As a new parent, I am caught up in a lot of states: the state of sleeplessness, the state of bliss – and the state of financial panic as I realise just how expensive this little bundle of joy can be! While there is no denying that the rewards of a little one far outweigh any negative financial repercussions, it is imperative that new parents take some time out of their pre-baby schedule in order to assess and plan their financial future.
The BBC reports that from the ages of 0 to 21, a sweet little baby will cost the average Briton nearly a quarter of a million pounds, a number that is set to increase by nearly 50% over the next decade. Besides the obvious increases in food, electricity and water bills, new mums and dads can expect nearly every aspect of their lives to cost more than ever before.
Here is a list of some costs that every parent should take into account as they prepare to welcome their new baby into the world.
1. Baby Accessories and Supplies – You may one day look back at the time that you did not know what a “nappy genie” was with fondness, but for now this accessory – and so many others – will be a daily part of your life. Cots, moses baskets, nappies, car seats, prams, teensy clothing and endless bottles – all of these things need to be budgeted for in advance. I bought some of these items second-hand; this saved a lot of money.
2. Redecoration – This one was a costly endeavor – I needed to paint, re-carpet and completely redecorate a room in my home in order to serve as a nursery. Not only do most parents want to redecorate in order to create a calm, cute space appropriate for their baby, many also want to ensure that the space is safe and non-toxic. This is a cost that many people save for in advance, and/or look into credit options in order to finance this project at good rates.
3. Holidays – Taking a holiday with your little baby is a lovely opportunity; taking them abroad before their second birthday will save you a lot of money, as they fly free of charge. I’m planning on holidaying at a beach resort to keep the stress low. Even if money is tight, the memories you will accrue during this special vacation are priceless – consider finding a low interest credit plan in order to fund this holiday.
4. Classes and Courses – Now that the first few weeks have passed, I (and the little babe) am antsy to get out of the house and back into the world. ‘Mum and me’ swimming classes, parent and baby yoga, play groups and parenting courses – these all cost money and need to be planned for.

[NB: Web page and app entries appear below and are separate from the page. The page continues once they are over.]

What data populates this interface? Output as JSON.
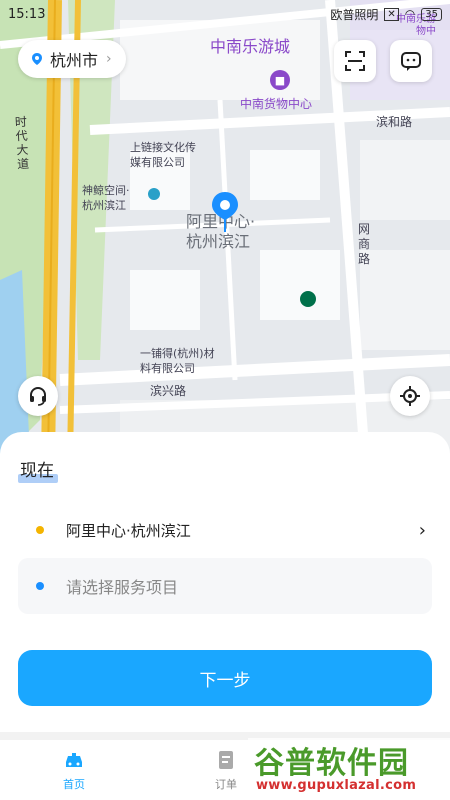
{
  "status_bar": {
    "time": "15:13",
    "carrier": "欧普照明",
    "battery": "35"
  },
  "map": {
    "labels": {
      "district_top": "中南乐游城",
      "mall": "中南货物中心",
      "road_binhe": "滨和路",
      "company1_line1": "上链接文化传",
      "company1_line2": "媒有限公司",
      "space_line1": "神鲸空间·",
      "space_line2": "杭州滨江",
      "current_line1": "阿里中心·",
      "current_line2": "杭州滨江",
      "road_wangshang": "网商路",
      "road_shidai": "时代大道",
      "company2_line1": "一铺得(杭州)材",
      "company2_line2": "料有限公司",
      "road_binxing": "滨兴路",
      "corner_top_right": "中南乐游",
      "corner_top_right2": "物中"
    },
    "colors": {
      "base": "#e9ecef",
      "block": "#f8f9fa",
      "road": "#ffffff",
      "highway": "#f2c038",
      "green": "#c7e3b5",
      "water": "#9fd0f0",
      "pin": "#1a8fff",
      "label_purple": "#8a49c9"
    }
  },
  "city_selector": {
    "label": "杭州市"
  },
  "panel": {
    "time_label": "现在",
    "from_location": "阿里中心·杭州滨江",
    "to_placeholder": "请选择服务项目",
    "next_button": "下一步",
    "from_dot_color": "#f4b400",
    "to_dot_color": "#1a8fff"
  },
  "tabs": [
    {
      "label": "首页",
      "active": true
    },
    {
      "label": "订单",
      "active": false
    }
  ],
  "watermark": {
    "title": "谷普软件园",
    "url": "www.gupuxlazal.com"
  }
}
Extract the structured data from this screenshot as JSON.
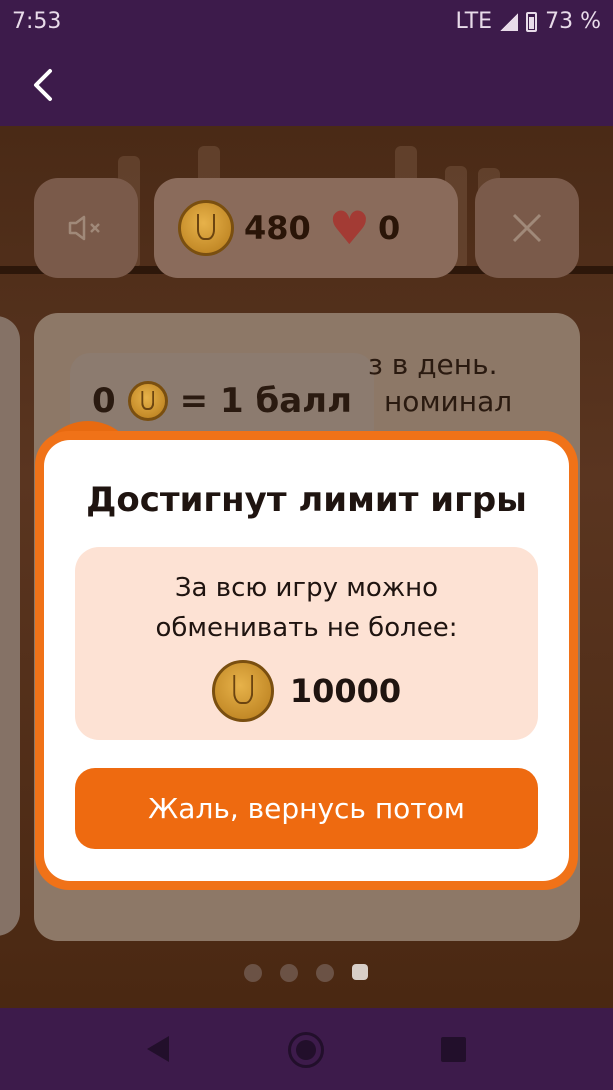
{
  "status_bar": {
    "time": "7:53",
    "network": "LTE",
    "battery": "73 %"
  },
  "game": {
    "coins": "480",
    "lives": "0",
    "card_text_1": "з в день.",
    "card_text_2": "номинал",
    "rate_left": "0",
    "rate_right": "= 1 балл",
    "pages": 4,
    "active_page": 4
  },
  "modal": {
    "title": "Достигнут лимит игры",
    "line1": "За всю игру можно",
    "line2": "обменивать не более:",
    "limit": "10000",
    "button": "Жаль, вернусь потом"
  },
  "colors": {
    "accent": "#ee6a10",
    "header": "#3d1b4b",
    "info_bg": "#fde2d4"
  }
}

Consider asking for vouchers on your gift registry, saving in advance or putting these courses and activities on a low interest, points-accruing credit card.
Now that you’ve thought about the finances, you can get back to nesting with your new little one. Happy financial planning – and congratulations.
* This is a collaborative post *